■ Exercise brief
The result should be every line in the data below that carries the string "Director".

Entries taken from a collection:
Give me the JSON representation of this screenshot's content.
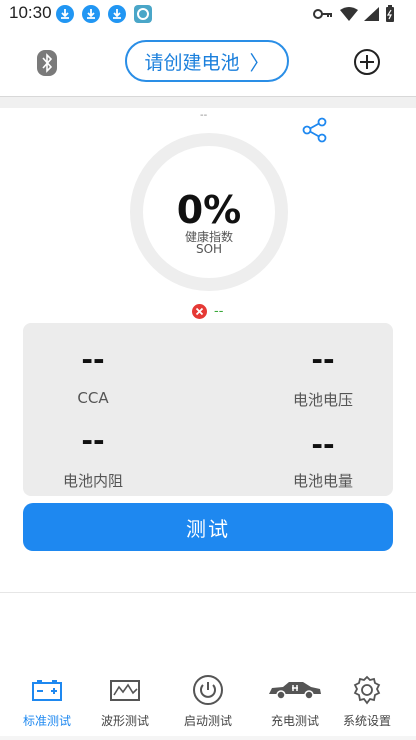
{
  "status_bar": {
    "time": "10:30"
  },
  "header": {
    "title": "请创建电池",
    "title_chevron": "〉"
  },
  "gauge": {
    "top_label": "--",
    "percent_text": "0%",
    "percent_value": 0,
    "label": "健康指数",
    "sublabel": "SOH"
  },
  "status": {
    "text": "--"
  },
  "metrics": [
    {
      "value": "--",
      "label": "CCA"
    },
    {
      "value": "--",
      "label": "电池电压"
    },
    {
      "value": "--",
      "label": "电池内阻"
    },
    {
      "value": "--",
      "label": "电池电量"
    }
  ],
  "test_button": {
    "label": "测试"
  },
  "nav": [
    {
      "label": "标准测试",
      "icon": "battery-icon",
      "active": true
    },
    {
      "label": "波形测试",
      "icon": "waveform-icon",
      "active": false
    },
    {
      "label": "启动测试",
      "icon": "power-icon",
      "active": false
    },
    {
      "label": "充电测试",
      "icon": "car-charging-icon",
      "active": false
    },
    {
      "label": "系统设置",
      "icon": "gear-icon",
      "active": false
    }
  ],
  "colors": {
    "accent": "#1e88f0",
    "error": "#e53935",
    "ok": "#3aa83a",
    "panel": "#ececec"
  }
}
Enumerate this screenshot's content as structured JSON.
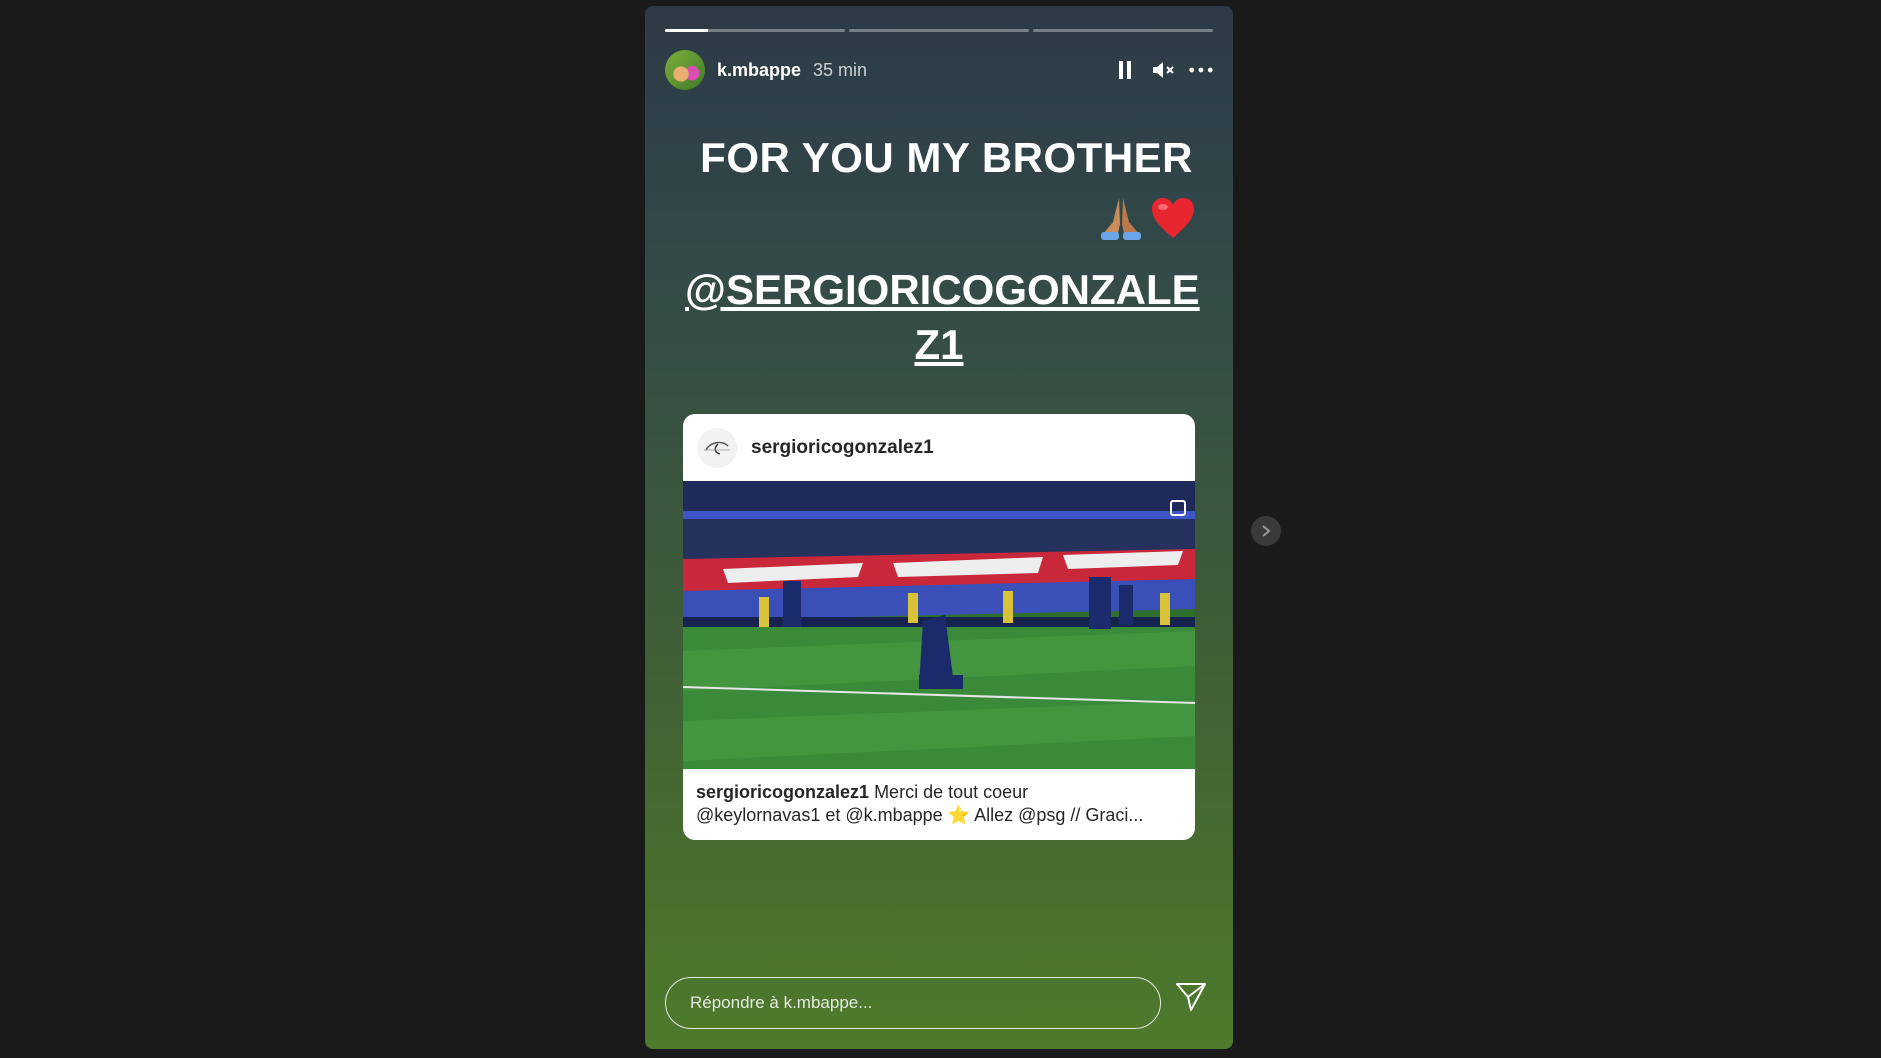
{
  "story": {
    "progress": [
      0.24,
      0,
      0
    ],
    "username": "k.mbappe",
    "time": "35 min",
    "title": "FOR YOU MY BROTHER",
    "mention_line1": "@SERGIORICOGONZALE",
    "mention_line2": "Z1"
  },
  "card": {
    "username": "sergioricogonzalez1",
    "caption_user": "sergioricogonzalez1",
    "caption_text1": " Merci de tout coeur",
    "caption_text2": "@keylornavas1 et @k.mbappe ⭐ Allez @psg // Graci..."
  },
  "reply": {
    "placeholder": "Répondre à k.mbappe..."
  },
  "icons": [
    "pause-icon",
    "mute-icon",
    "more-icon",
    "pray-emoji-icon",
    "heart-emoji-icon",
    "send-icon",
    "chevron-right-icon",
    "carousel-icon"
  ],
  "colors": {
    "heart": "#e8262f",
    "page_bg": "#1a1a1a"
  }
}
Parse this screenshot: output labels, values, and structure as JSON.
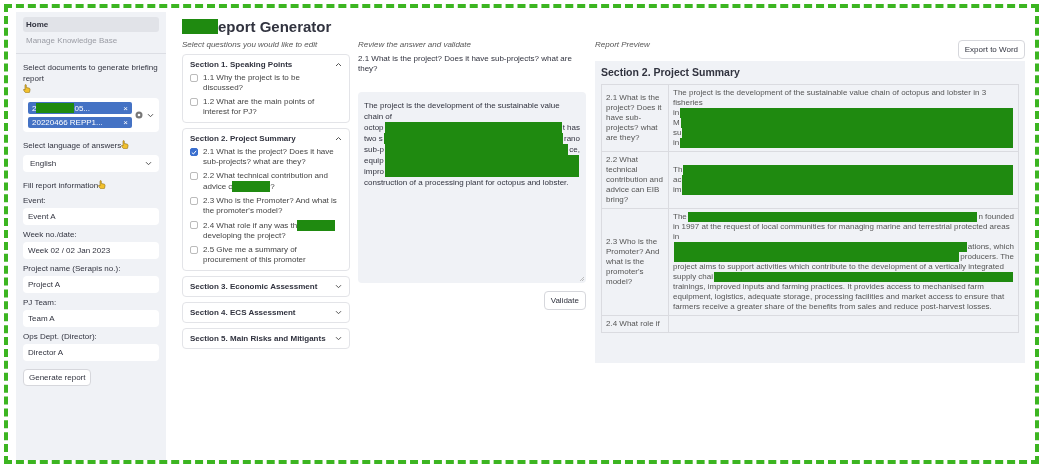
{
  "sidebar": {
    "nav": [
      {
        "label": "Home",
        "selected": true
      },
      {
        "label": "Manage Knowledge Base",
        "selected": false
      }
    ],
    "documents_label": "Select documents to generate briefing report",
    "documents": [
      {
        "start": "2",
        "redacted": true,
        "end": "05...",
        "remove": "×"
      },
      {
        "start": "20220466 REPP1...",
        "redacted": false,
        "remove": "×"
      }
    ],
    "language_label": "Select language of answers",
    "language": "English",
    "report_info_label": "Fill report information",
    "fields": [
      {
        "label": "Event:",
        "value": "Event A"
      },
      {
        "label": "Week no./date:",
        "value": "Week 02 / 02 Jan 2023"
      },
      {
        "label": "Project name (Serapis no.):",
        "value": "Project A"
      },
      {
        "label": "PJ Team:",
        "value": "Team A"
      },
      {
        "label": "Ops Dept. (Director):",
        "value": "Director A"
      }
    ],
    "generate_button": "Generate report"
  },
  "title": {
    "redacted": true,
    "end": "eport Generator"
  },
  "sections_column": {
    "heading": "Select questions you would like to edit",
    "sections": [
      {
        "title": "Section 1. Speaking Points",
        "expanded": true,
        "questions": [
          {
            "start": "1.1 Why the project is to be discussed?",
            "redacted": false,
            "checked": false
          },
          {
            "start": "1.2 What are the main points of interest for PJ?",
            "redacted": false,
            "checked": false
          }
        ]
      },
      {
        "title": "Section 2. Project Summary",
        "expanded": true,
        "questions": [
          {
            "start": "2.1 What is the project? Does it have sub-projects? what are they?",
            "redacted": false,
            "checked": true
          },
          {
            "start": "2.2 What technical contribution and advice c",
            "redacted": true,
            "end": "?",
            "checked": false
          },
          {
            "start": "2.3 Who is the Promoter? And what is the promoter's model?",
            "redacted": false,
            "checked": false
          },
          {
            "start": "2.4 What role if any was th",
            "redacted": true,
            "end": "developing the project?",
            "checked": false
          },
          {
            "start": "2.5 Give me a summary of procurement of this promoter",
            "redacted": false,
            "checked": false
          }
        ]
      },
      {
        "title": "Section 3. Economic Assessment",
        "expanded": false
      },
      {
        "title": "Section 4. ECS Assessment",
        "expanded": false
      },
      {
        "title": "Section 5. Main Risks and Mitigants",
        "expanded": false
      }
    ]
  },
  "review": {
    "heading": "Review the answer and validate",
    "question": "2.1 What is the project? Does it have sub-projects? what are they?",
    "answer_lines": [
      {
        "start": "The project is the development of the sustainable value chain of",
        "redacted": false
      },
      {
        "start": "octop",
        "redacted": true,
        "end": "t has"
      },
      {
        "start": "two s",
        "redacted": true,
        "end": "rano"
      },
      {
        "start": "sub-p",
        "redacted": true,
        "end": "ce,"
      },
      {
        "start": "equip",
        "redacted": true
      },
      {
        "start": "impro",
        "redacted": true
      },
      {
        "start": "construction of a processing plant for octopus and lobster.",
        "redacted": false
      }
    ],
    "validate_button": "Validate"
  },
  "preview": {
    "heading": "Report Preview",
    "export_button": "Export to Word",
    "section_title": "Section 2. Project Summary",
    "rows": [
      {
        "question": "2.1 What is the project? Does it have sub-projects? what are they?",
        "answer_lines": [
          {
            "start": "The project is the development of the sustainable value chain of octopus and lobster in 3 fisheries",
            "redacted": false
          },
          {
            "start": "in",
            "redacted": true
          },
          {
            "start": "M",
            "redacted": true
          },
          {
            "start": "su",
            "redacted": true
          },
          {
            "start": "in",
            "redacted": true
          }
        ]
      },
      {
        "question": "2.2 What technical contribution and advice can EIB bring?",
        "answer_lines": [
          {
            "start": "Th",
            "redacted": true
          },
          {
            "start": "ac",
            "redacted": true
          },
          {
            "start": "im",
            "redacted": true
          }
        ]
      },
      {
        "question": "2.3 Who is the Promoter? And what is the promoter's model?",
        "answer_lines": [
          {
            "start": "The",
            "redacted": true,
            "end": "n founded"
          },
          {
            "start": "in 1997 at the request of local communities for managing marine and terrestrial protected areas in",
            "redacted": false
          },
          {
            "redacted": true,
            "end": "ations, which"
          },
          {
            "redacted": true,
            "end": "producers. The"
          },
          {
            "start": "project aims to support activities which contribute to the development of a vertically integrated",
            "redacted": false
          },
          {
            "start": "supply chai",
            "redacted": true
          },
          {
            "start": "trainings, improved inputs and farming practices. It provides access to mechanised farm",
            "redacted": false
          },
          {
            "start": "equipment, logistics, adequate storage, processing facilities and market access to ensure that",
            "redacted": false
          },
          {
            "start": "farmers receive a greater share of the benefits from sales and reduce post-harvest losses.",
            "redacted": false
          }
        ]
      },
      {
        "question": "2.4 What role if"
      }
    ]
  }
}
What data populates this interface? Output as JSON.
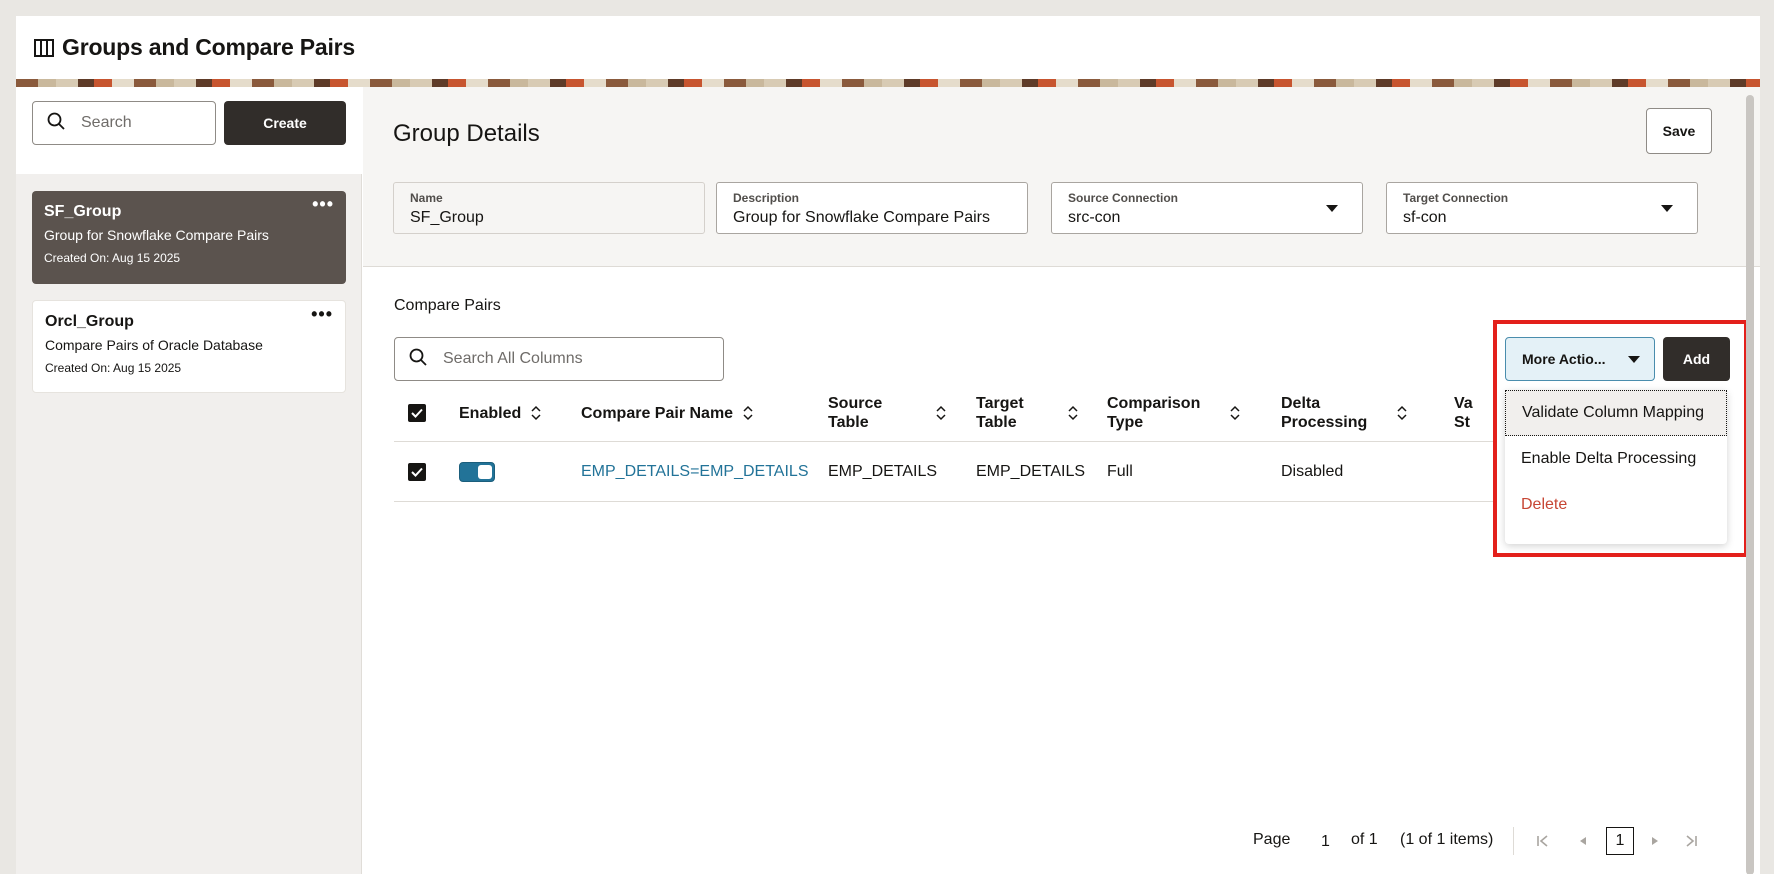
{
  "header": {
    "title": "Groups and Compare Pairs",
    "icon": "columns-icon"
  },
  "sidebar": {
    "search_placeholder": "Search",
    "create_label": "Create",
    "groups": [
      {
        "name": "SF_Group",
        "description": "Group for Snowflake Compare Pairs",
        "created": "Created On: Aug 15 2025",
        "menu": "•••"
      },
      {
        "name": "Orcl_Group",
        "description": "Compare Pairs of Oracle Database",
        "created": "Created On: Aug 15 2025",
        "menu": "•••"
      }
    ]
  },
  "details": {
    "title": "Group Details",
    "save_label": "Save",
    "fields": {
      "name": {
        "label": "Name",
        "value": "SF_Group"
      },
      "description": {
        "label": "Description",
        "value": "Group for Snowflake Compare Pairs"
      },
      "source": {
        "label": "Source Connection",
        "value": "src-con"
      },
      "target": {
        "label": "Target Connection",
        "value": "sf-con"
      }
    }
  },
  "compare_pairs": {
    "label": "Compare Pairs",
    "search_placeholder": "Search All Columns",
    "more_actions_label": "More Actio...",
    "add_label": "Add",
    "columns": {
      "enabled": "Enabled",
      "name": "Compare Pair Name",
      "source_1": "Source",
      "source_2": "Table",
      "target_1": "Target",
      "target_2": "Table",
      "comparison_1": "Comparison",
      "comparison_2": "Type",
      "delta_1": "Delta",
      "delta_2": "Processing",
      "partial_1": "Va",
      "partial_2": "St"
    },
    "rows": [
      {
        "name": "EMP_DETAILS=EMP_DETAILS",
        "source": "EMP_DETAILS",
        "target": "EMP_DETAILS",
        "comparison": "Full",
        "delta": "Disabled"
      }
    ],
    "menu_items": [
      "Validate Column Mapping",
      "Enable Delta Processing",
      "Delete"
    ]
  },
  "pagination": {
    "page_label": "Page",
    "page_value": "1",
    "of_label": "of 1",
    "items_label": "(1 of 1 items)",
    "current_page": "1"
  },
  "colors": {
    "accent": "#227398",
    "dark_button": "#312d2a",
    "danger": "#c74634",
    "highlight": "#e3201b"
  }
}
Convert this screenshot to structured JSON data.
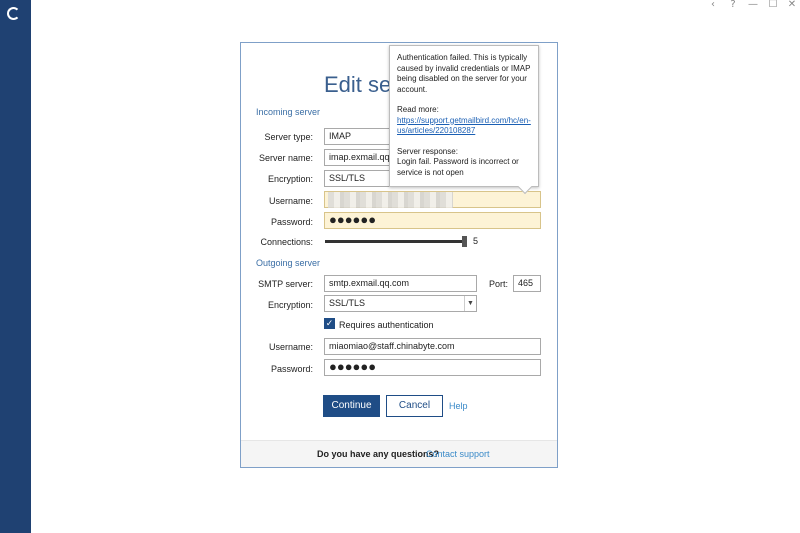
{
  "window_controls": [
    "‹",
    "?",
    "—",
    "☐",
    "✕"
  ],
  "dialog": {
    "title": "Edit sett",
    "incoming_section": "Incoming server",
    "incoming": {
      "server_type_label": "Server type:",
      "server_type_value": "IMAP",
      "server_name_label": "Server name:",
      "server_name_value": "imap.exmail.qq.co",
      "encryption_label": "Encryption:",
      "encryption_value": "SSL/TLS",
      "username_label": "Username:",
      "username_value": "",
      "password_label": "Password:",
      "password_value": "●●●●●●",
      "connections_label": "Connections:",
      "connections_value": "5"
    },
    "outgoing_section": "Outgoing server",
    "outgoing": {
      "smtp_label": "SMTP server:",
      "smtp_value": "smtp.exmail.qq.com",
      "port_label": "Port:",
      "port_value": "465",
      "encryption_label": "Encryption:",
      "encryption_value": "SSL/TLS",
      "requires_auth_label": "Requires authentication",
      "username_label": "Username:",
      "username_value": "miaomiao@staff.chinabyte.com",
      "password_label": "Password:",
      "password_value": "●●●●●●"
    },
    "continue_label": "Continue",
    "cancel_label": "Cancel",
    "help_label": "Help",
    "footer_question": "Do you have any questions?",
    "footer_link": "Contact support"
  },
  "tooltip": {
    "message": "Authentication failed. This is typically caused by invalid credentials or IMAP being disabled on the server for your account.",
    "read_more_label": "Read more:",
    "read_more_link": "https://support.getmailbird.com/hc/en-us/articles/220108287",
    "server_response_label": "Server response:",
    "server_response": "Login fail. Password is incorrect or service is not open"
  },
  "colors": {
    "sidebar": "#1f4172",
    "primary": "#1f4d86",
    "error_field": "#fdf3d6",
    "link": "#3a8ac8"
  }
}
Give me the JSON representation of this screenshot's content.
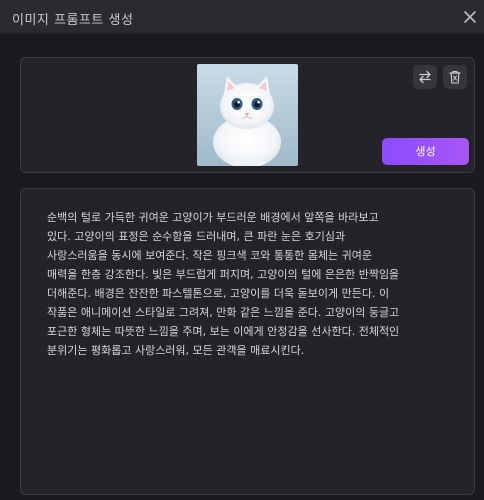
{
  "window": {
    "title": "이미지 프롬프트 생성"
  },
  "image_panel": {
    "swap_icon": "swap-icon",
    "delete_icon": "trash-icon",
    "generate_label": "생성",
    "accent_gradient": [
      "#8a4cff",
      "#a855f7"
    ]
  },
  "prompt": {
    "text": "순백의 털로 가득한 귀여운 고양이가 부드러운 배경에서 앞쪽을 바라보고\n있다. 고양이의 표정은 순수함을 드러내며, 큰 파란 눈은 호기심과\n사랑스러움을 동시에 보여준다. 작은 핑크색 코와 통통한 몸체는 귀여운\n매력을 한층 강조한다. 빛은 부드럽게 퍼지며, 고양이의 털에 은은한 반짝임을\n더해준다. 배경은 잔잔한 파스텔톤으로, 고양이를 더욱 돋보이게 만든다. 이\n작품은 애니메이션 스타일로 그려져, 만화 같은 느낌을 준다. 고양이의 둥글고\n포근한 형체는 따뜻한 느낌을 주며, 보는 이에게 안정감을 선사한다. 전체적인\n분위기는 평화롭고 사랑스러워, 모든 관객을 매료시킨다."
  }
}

■ Final answer
        "label": "Ops Dept. (Director):",
        "value": "Director A"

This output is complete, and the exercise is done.